[Collected data]
______
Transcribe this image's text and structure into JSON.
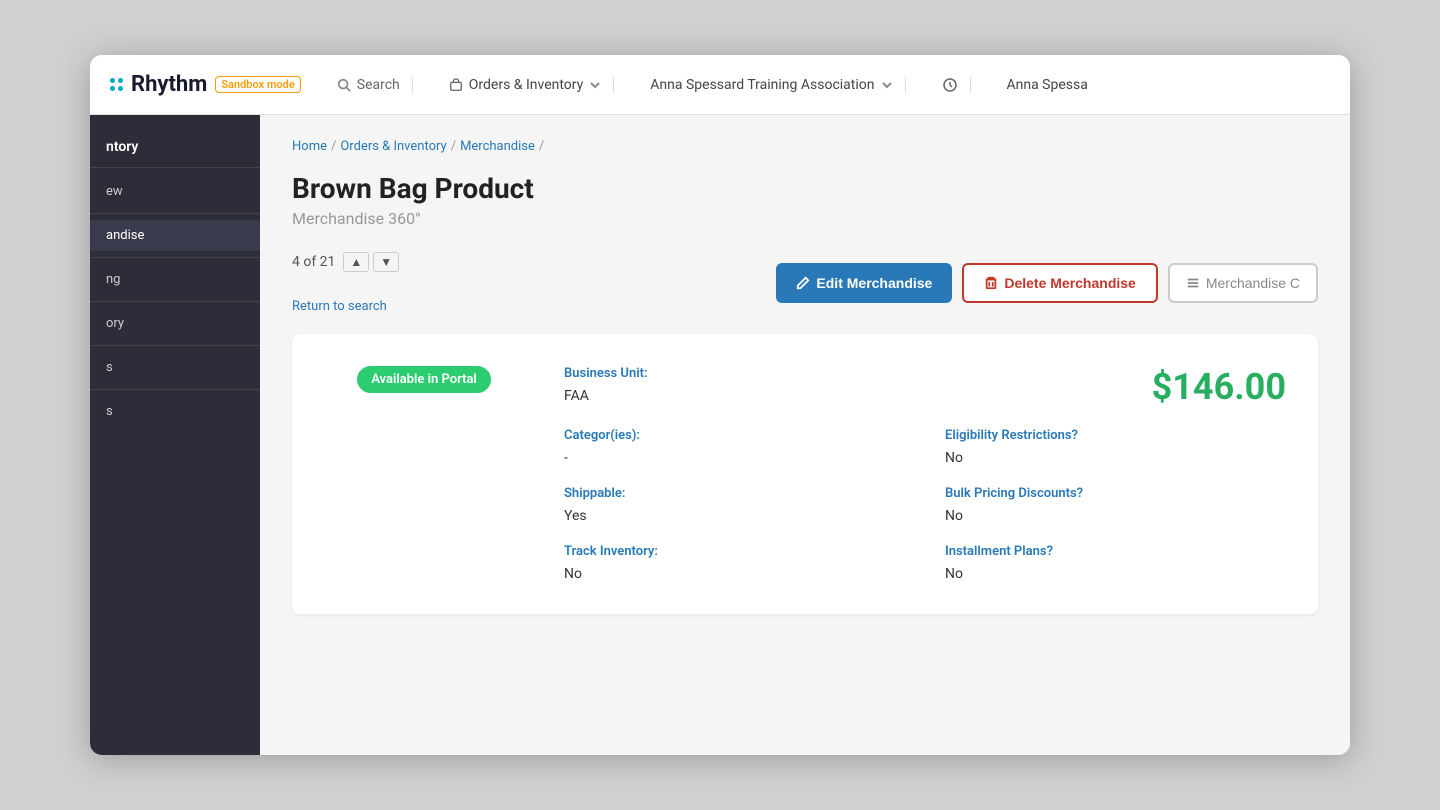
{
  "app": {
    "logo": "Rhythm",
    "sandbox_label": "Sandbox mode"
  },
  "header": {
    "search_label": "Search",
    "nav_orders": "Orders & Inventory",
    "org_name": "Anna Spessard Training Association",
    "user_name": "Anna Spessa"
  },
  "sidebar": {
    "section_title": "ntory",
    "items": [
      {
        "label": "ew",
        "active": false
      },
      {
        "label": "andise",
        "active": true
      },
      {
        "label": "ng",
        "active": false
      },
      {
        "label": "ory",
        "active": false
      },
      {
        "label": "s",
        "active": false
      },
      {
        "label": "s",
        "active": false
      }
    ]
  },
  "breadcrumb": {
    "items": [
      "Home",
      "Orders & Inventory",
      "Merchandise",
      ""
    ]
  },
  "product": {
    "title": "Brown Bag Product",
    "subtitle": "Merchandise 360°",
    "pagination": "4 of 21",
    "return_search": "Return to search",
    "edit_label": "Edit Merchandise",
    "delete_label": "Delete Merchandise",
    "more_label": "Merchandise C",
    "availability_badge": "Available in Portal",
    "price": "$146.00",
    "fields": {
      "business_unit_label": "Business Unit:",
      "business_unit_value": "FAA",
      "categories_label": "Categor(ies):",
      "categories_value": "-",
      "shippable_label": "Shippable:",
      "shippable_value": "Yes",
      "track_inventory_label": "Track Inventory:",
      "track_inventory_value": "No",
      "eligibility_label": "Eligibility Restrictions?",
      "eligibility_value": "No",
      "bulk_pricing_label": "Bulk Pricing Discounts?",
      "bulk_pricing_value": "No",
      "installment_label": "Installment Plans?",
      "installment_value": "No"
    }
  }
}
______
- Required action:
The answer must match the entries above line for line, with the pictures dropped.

- Written response:
Transcribe this image's text and structure into JSON.
{
  "app": {
    "logo": "Rhythm",
    "sandbox_label": "Sandbox mode"
  },
  "header": {
    "search_label": "Search",
    "nav_orders": "Orders & Inventory",
    "org_name": "Anna Spessard Training Association",
    "user_name": "Anna Spessa"
  },
  "sidebar": {
    "section_title": "ntory",
    "items": [
      {
        "label": "ew",
        "active": false
      },
      {
        "label": "andise",
        "active": true
      },
      {
        "label": "ng",
        "active": false
      },
      {
        "label": "ory",
        "active": false
      },
      {
        "label": "s",
        "active": false
      },
      {
        "label": "s",
        "active": false
      }
    ]
  },
  "breadcrumb": {
    "items": [
      "Home",
      "Orders & Inventory",
      "Merchandise",
      ""
    ]
  },
  "product": {
    "title": "Brown Bag Product",
    "subtitle": "Merchandise 360°",
    "pagination": "4 of 21",
    "return_search": "Return to search",
    "edit_label": "Edit Merchandise",
    "delete_label": "Delete Merchandise",
    "more_label": "Merchandise C",
    "availability_badge": "Available in Portal",
    "price": "$146.00",
    "fields": {
      "business_unit_label": "Business Unit:",
      "business_unit_value": "FAA",
      "categories_label": "Categor(ies):",
      "categories_value": "-",
      "shippable_label": "Shippable:",
      "shippable_value": "Yes",
      "track_inventory_label": "Track Inventory:",
      "track_inventory_value": "No",
      "eligibility_label": "Eligibility Restrictions?",
      "eligibility_value": "No",
      "bulk_pricing_label": "Bulk Pricing Discounts?",
      "bulk_pricing_value": "No",
      "installment_label": "Installment Plans?",
      "installment_value": "No"
    }
  }
}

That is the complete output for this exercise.